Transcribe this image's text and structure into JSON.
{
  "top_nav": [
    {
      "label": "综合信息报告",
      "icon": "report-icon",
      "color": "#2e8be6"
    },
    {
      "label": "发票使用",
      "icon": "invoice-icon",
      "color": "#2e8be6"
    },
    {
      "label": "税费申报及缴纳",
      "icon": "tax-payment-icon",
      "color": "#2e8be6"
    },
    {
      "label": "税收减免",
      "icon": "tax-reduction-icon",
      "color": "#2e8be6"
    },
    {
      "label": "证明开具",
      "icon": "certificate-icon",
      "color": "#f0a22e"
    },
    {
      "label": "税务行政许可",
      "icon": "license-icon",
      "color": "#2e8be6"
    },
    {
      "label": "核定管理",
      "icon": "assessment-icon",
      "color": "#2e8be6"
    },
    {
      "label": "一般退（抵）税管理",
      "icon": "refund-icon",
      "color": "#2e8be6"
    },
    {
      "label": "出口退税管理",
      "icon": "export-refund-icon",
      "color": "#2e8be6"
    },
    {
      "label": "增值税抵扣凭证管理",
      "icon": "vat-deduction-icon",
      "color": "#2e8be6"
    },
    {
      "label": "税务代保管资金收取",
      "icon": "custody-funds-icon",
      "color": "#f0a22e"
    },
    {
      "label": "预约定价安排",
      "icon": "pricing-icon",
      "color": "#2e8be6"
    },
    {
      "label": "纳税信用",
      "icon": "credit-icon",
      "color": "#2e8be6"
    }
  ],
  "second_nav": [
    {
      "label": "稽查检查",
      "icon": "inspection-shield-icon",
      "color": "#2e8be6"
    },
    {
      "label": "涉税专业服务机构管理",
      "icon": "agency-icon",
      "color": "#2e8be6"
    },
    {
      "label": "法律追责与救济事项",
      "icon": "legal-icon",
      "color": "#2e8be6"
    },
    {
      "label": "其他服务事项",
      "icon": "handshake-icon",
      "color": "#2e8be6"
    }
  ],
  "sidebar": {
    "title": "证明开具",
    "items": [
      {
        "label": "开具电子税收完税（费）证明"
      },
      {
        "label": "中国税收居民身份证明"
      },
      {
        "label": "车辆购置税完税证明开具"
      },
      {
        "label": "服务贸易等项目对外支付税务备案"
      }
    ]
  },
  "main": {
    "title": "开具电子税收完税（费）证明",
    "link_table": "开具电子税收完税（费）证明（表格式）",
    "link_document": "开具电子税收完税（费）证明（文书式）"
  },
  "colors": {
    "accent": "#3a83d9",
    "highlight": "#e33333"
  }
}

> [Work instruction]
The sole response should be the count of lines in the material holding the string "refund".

> [Response for this exercise]
2